To ask Her Majesty's Government what steps they will take to ensure that foreign nationals seeking to reside in the United Kingdom have not been complicit in (a) fraudulent activity overseas affecting British financial institutions, and (b) fraud in the United Kingdom.
Applicants for entry clearance and those applying to remain in this country are checked for UK criminal convictions. Those seeking permission to enter the UK will normally be refused if they have previously been convicted of a criminal offence punishable by at least 12 months imprisonment. A person may be refused permission to stay on the basis of his character, conduct or associations or if he represents a threat to national security. Entry clearance officers will take account of any available local intelligence about a person's criminal activities overseas, but the agency does not have access to foreign governments' criminal records.

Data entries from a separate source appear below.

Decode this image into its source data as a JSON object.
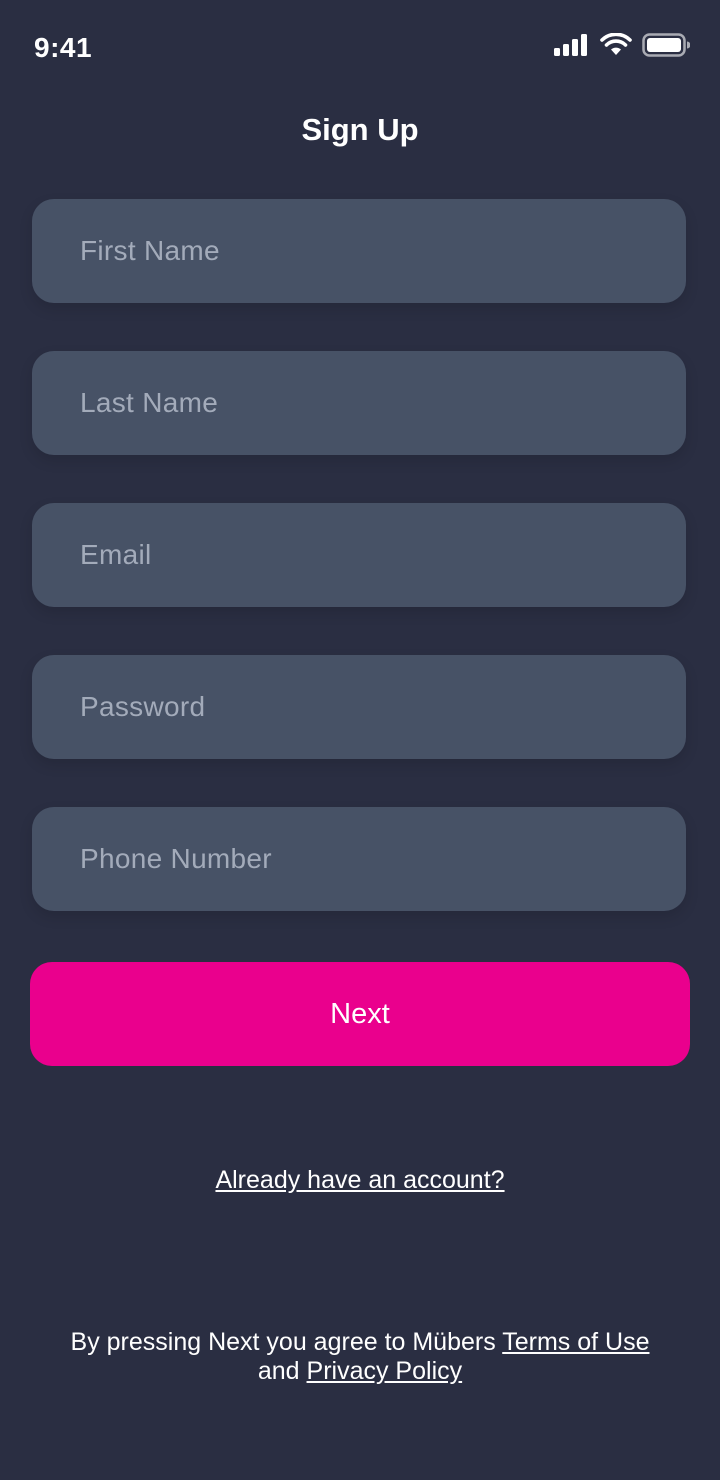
{
  "status_bar": {
    "time": "9:41",
    "icons": [
      "cellular-signal-icon",
      "wifi-icon",
      "battery-icon"
    ]
  },
  "header": {
    "title": "Sign Up"
  },
  "form": {
    "first_name": {
      "placeholder": "First Name",
      "value": ""
    },
    "last_name": {
      "placeholder": "Last Name",
      "value": ""
    },
    "email": {
      "placeholder": "Email",
      "value": ""
    },
    "password": {
      "placeholder": "Password",
      "value": ""
    },
    "phone_number": {
      "placeholder": "Phone Number",
      "value": ""
    }
  },
  "actions": {
    "next_label": "Next",
    "login_link": "Already have an account?"
  },
  "legal": {
    "prefix": "By pressing Next you agree to Mübers ",
    "terms_link": "Terms of Use",
    "conjunction": "and ",
    "privacy_link": "Privacy Policy"
  },
  "colors": {
    "background": "#2a2e42",
    "field": "#475266",
    "placeholder": "#a3abba",
    "accent": "#ea008d",
    "text": "#ffffff"
  }
}
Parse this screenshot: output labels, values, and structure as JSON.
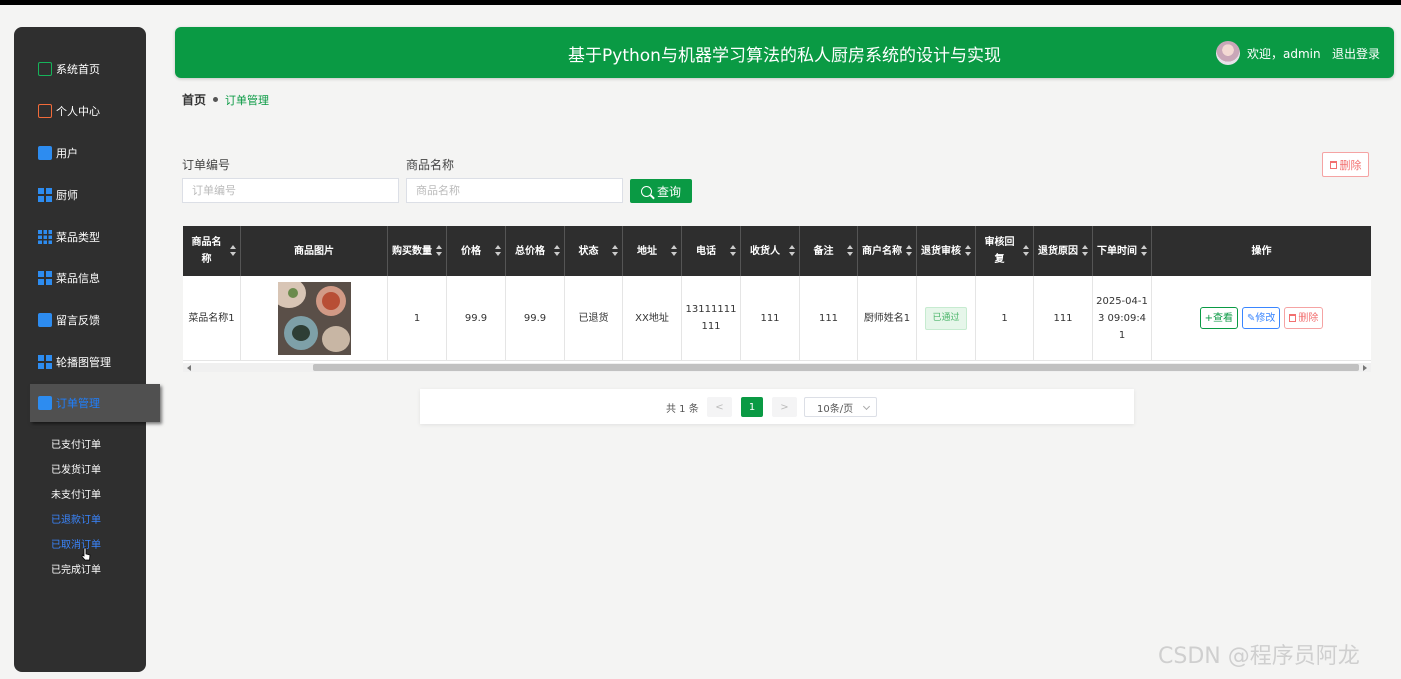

The UK Border Agency is expanding its action against foreign nationals who seek to commit crime in the UK. The agency has established a crime directorate incorporating six regional crime teams, 230 seconded police officers and 350 border and customs investigators. The agency works closely with other organisations such as the Serious and Organised Crime Agency and the Audit Commission, and is presently reviewing the proposal that it should join the anti-fraud organisation CIFAS for the purpose of sharing information with the financial services sector about fraud and illegal migration.